“The balance in the national security debate is now too weighted towards secrecy and away from the public’s right to know.
“Second, it’s the persecution of, and lack of protection for, legitimate whistle blowers. Whether they be from government. Or from industry. All too often brave people persecuted because our institutions don’t respect the public’s right to know. We should admire those who speak out over legitimate injustices. All too often it’s the way real change happens. Again for the benefit of the public.
“The balance for whistle blowers is too weighted against them speaking out – an action that is so incredibly hard to undertake in the first place.
“Third, it’s the way defamation laws and the implementation of those laws don’t achieve the outcomes they are meant to achieve. Yes, of course holding journalists to account is important. Rightly. Importantly. We should own our mistakes. But not to the extent where current defamations laws mean a journalist goes gets into the ring with the unscrupulous, the dishonest and the corrupt with two hands tied behind his or her back.”
Following the address the MEAA chief executive Paul Murphy said the raids had solidified concerns about the impact of national security laws by seeking to stifle public interest journalism.
“The reality is that legislative creep over a number of years has restricted the public’s right to know, criminalised journalism, and left whistleblowers exposed without adequate protection,” he said.

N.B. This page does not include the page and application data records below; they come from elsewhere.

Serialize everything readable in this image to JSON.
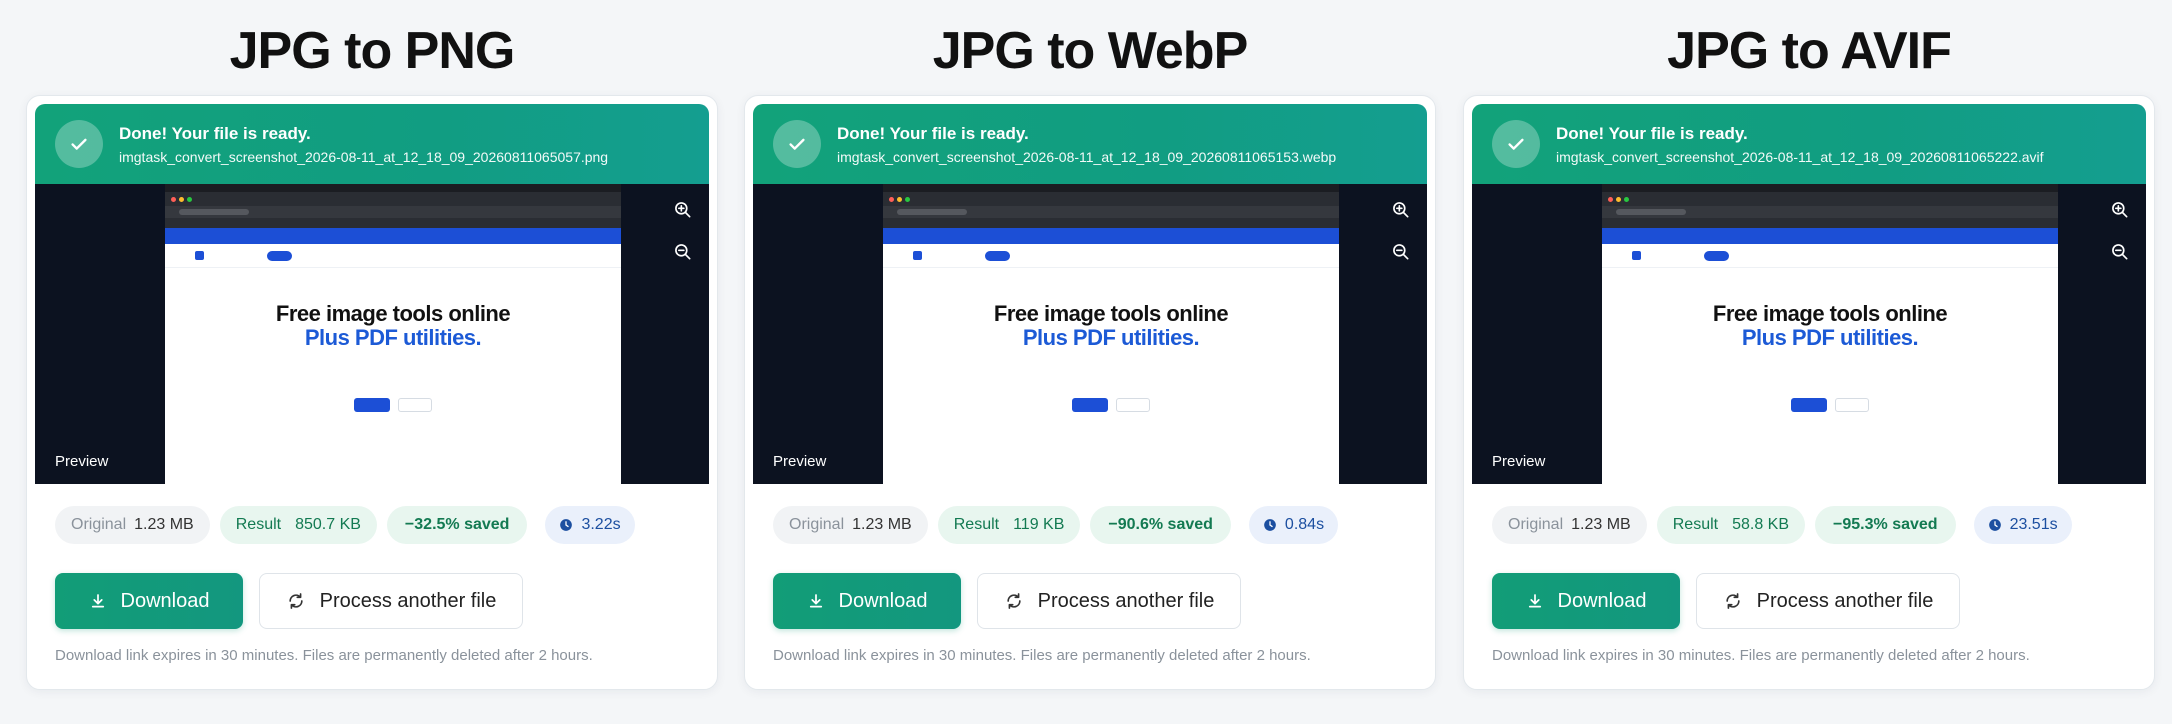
{
  "colors": {
    "accent": "#12a27a",
    "blue": "#1c4fd6",
    "page_bg": "#f4f6f8"
  },
  "common": {
    "banner_title": "Done! Your file is ready.",
    "preview_label": "Preview",
    "original_label": "Original",
    "result_label": "Result",
    "download_label": "Download",
    "process_label": "Process another file",
    "footnote": "Download link expires in 30 minutes. Files are permanently deleted after 2 hours.",
    "icons": {
      "check": "check-icon",
      "zoom_in": "zoom-in-icon",
      "zoom_out": "zoom-out-icon",
      "clock": "clock-icon",
      "download": "download-icon",
      "refresh": "refresh-icon"
    }
  },
  "preview_screenshot": {
    "hero_line1": "Free image tools online",
    "hero_line2": "Plus PDF utilities."
  },
  "conversions": [
    {
      "title": "JPG to PNG",
      "filename": "imgtask_convert_screenshot_2026-08-11_at_12_18_09_20260811065057.png",
      "original_size": "1.23 MB",
      "result_size": "850.7 KB",
      "saved": "−32.5% saved",
      "time": "3.22s"
    },
    {
      "title": "JPG to WebP",
      "filename": "imgtask_convert_screenshot_2026-08-11_at_12_18_09_20260811065153.webp",
      "original_size": "1.23 MB",
      "result_size": "119 KB",
      "saved": "−90.6% saved",
      "time": "0.84s"
    },
    {
      "title": "JPG to AVIF",
      "filename": "imgtask_convert_screenshot_2026-08-11_at_12_18_09_20260811065222.avif",
      "original_size": "1.23 MB",
      "result_size": "58.8 KB",
      "saved": "−95.3% saved",
      "time": "23.51s"
    }
  ]
}
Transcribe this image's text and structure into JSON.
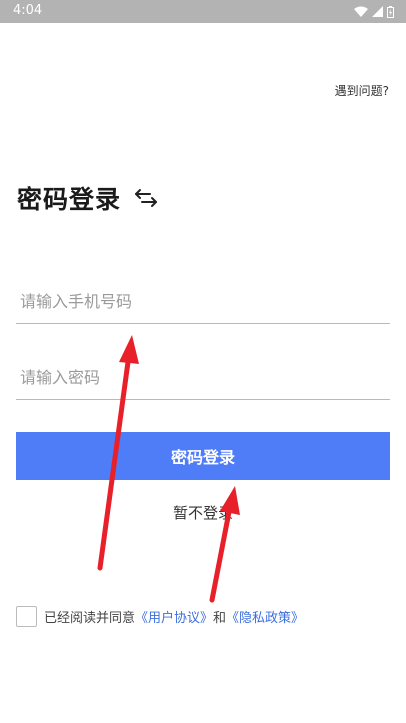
{
  "status_bar": {
    "time": "4:04"
  },
  "header": {
    "help_link": "遇到问题?"
  },
  "login": {
    "title": "密码登录",
    "switch_icon": "swap-arrows-icon",
    "phone_placeholder": "请输入手机号码",
    "password_placeholder": "请输入密码",
    "submit_label": "密码登录",
    "skip_label": "暂不登录"
  },
  "agreement": {
    "prefix": "已经阅读并同意",
    "user_agreement": "《用户协议》",
    "conjunction": "和",
    "privacy_policy": "《隐私政策》",
    "checked": false
  },
  "colors": {
    "status_bar": "#b3b3b3",
    "primary_button": "#4f7cf7",
    "link": "#3c6fdd",
    "annotation_arrow": "#e8202a"
  }
}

Michael Miller, Executive Chairman of News Corp Australasia said: “We support laws that keep Australia and journalists safe. We believe in being tough on terrorism and strong on border security. With the current laws, journalists, and even support staff, face jail for handling information which they may not even know is secret or sensitive. We do not accept that safety has to equal secrecy.”
The laws being called out by the media organisations for reform today are:
- The right to contest any kind of search warrant on journalists or news organisations before the warrant is issued.
- Public sector whistleblowers be adequately protected with current laws to be changed.
- A new regime that limits which documents can be stamped ‘secret’.
- A proper review of Freedom of Information laws.
- Journalists be exempted from the national security laws enacted over the last seven years that can put them in jail for just doing their jobs.
Federal president of MEAA’s Media section, Marcus Strom added, “If action is not taken now to reverse the worst of these laws, then our democracy itself is at risk.
“We call on the Government and Opposition to work together to provide protections for press freedom in the public interest.”